It's not enough to say "it looks better this way," you have to be able to explain why it looks better that way.

This is a vitally important career skill. It's crucial for communication with management and with developers, of course. But it'll also make you a better designer, because it forces you to examine your own work critically, and to understand in a rigorous, methodical way, which aspects of your design actually work well and which ones are just pretty. Pretty is important, but it's not sufficient.

(The "users won't notice that" thing, incidentally, is a red herring. Users often won't notice that -- that's the goal; if they're noticing something, it probably means they're noticing a problem. Users also don't notice whether the dev team has normalized the database properly, or whether they picked framework X over framework Y, but that doesn't mean those choices are unimportant. Similarly, most users may not consciously be aware that an element is off alignment or a slightly wrong shade of blue, but enough of those will contribute to an overall impression of sloppiness or lack of polish.)

Prefer style guides over mockups
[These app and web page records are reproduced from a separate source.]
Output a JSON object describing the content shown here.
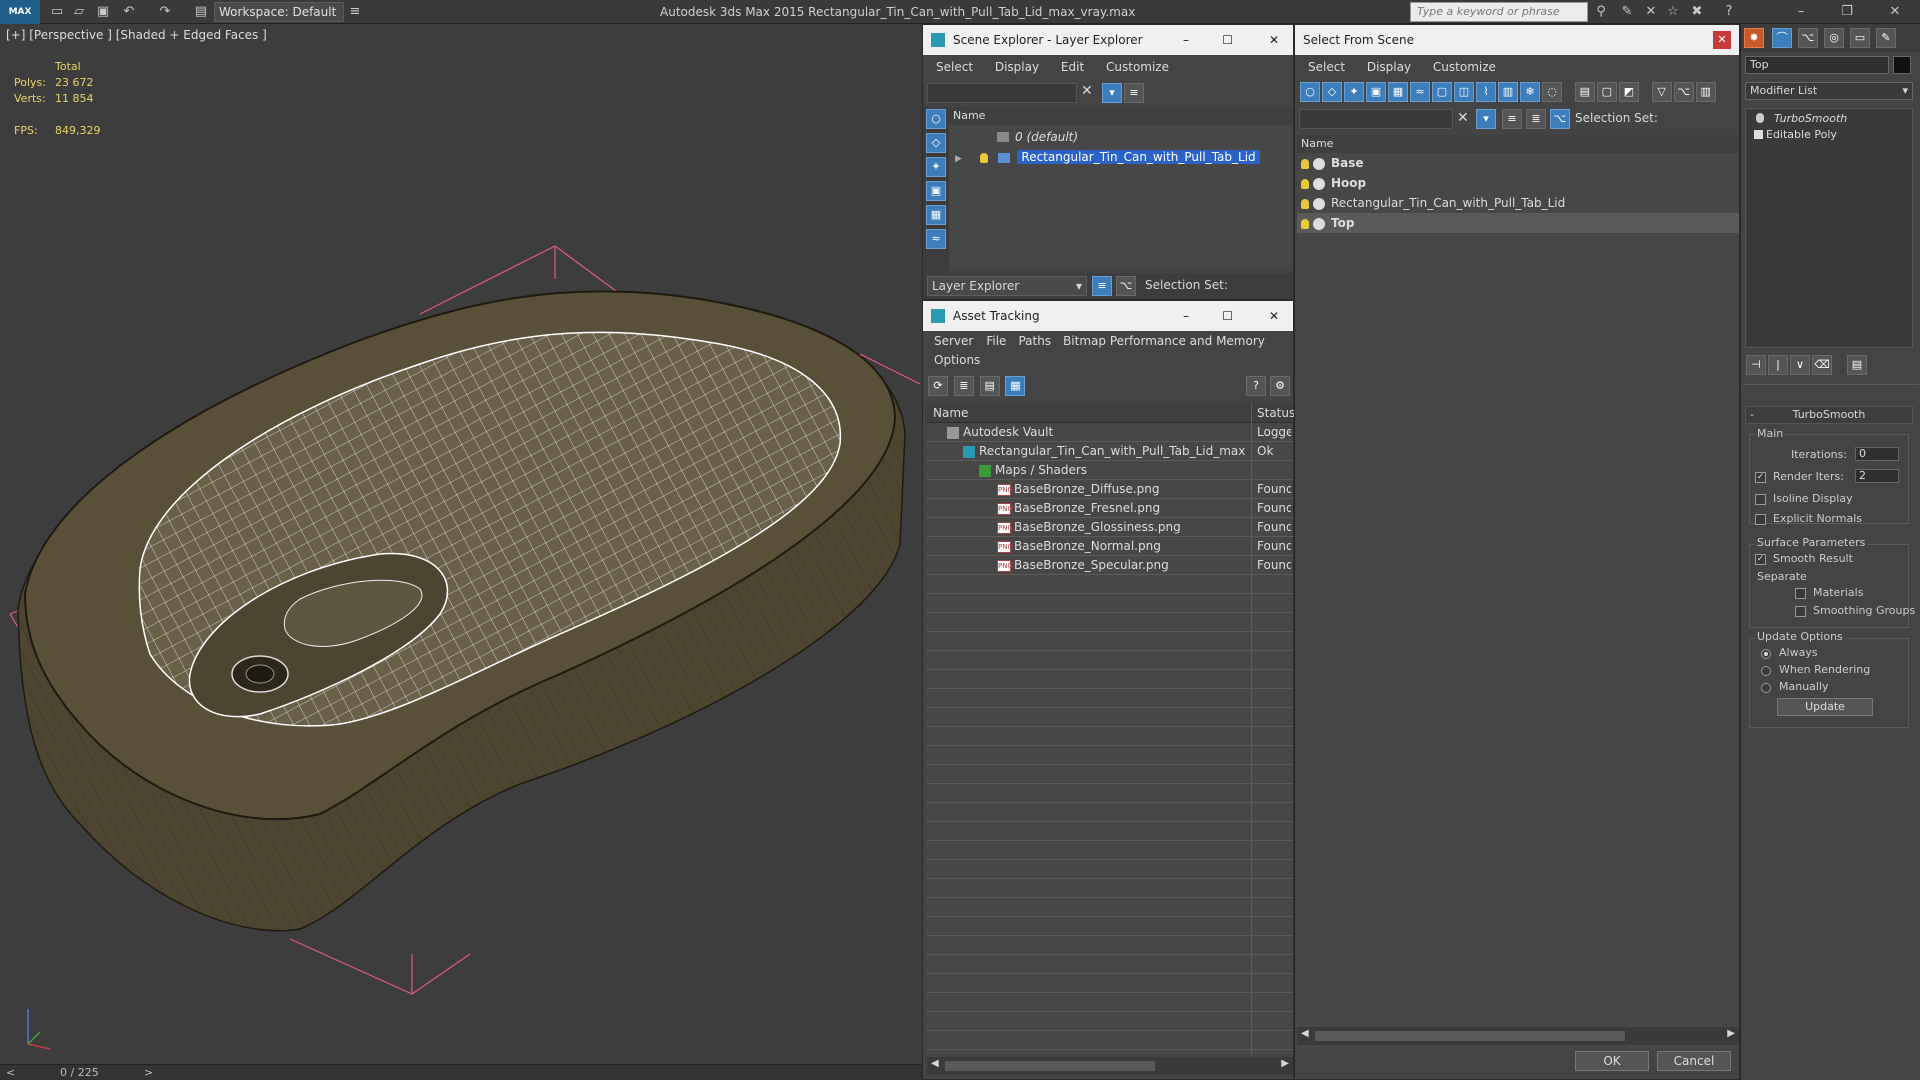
{
  "app": {
    "logo": "MAX",
    "workspace": "Workspace: Default",
    "title": "Autodesk 3ds Max  2015      Rectangular_Tin_Can_with_Pull_Tab_Lid_max_vray.max",
    "search_placeholder": "Type a keyword or phrase"
  },
  "viewport": {
    "label": "[+] [Perspective ] [Shaded + Edged Faces ]",
    "stats_title": "Total",
    "polys_label": "Polys:",
    "polys_value": "23 672",
    "verts_label": "Verts:",
    "verts_value": "11 854",
    "fps_label": "FPS:",
    "fps_value": "849,329"
  },
  "timeline": {
    "frame": "0 / 225",
    "prev": "<",
    "next": ">"
  },
  "scene_explorer": {
    "title": "Scene Explorer - Layer Explorer",
    "menu": [
      "Select",
      "Display",
      "Edit",
      "Customize"
    ],
    "col_name": "Name",
    "rows": [
      "0 (default)",
      "Rectangular_Tin_Can_with_Pull_Tab_Lid"
    ],
    "footer_mode": "Layer Explorer",
    "selection_set": "Selection Set:"
  },
  "asset_tracking": {
    "title": "Asset Tracking",
    "menu": [
      "Server",
      "File",
      "Paths",
      "Bitmap Performance and Memory",
      "Options"
    ],
    "col_name": "Name",
    "col_status": "Status",
    "rows": [
      {
        "name": "Autodesk Vault",
        "status": "Logge"
      },
      {
        "name": "Rectangular_Tin_Can_with_Pull_Tab_Lid_max_vra...",
        "status": "Ok"
      },
      {
        "name": "Maps / Shaders",
        "status": ""
      },
      {
        "name": "BaseBronze_Diffuse.png",
        "status": "Found"
      },
      {
        "name": "BaseBronze_Fresnel.png",
        "status": "Found"
      },
      {
        "name": "BaseBronze_Glossiness.png",
        "status": "Found"
      },
      {
        "name": "BaseBronze_Normal.png",
        "status": "Found"
      },
      {
        "name": "BaseBronze_Specular.png",
        "status": "Found"
      }
    ]
  },
  "select_from_scene": {
    "title": "Select From Scene",
    "menu": [
      "Select",
      "Display",
      "Customize"
    ],
    "selection_set": "Selection Set:",
    "col_name": "Name",
    "rows": [
      "Base",
      "Hoop",
      "Rectangular_Tin_Can_with_Pull_Tab_Lid",
      "Top"
    ],
    "ok": "OK",
    "cancel": "Cancel"
  },
  "command_panel": {
    "object_name": "Top",
    "modifier_list": "Modifier List",
    "stack": [
      "TurboSmooth",
      "Editable Poly"
    ],
    "rollout_title": "TurboSmooth",
    "main": "Main",
    "iterations_label": "Iterations:",
    "iterations_value": "0",
    "render_iters_label": "Render Iters:",
    "render_iters_value": "2",
    "isoline": "Isoline Display",
    "explicit_normals": "Explicit Normals",
    "surface_params": "Surface Parameters",
    "smooth_result": "Smooth Result",
    "separate": "Separate",
    "materials": "Materials",
    "smoothing_groups": "Smoothing Groups",
    "update_options": "Update Options",
    "always": "Always",
    "when_rendering": "When Rendering",
    "manually": "Manually",
    "update_button": "Update"
  },
  "colors": {
    "selection": "#2a62c6",
    "bulb": "#e8c93a",
    "viewport_bg": "#3d3d3d"
  }
}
A mockup, by definition, only covers a single program state; it's not possible to build mockups for every possible situation, so at some point or another the developer is going to be left to come up with a way to cover some case you didn't think of. If there's a solid, comprehensive style guide in place for the project, they're much more likely to come up with something that works. If there isn't, they'll either have to come back to the design team to ask for more mockups, or they'll just wodge something together the best they can. You know how well that usually works out.

Another advantage to style guides over mockups is that it makes the developer more involved in thinking about the design as a design. Few people enjoy just doing the grunt work of fulfilling someone else's plan to the letter -- it's much more engaging and motivating to be empowered to contribute to that plan, if only in small ways. Given a good set of ground rules, most (admittedly not all) developers will be more than capable of doing so.

And a third advantage: it keeps you honest as a designer. It's easy to inadvertently gloss over the hard parts of a design when building a mockup: your lorem ipsum fits tidily in the space available, the amount of content is always just right, that messy edge case dialog box isn't necessary, etc. Designing rulesets and guidelines, rather than individual screens, forces you to think about the product as a system rather than as a collection of pretty pictures, which always benefits the end result.

Choose your battles

"Pixel perfect design" is not actually the goal, and it's very important not to slip into that mode of thinking. A completed, usable, attractive product is the goal. This, as with all other aspects of design, is a matter of acceptable compromise between competing interests; this necessarily includes the developers' interests.

The fact is, some pixels are more important than others. Before wading into a fight on any particular issue, make sure it's going to be one for which the payoff is worth the battle. Be prepared to accept pushback and critique from the developers just as you would from management, sales, and end users, and do your best to work with them rather than against them.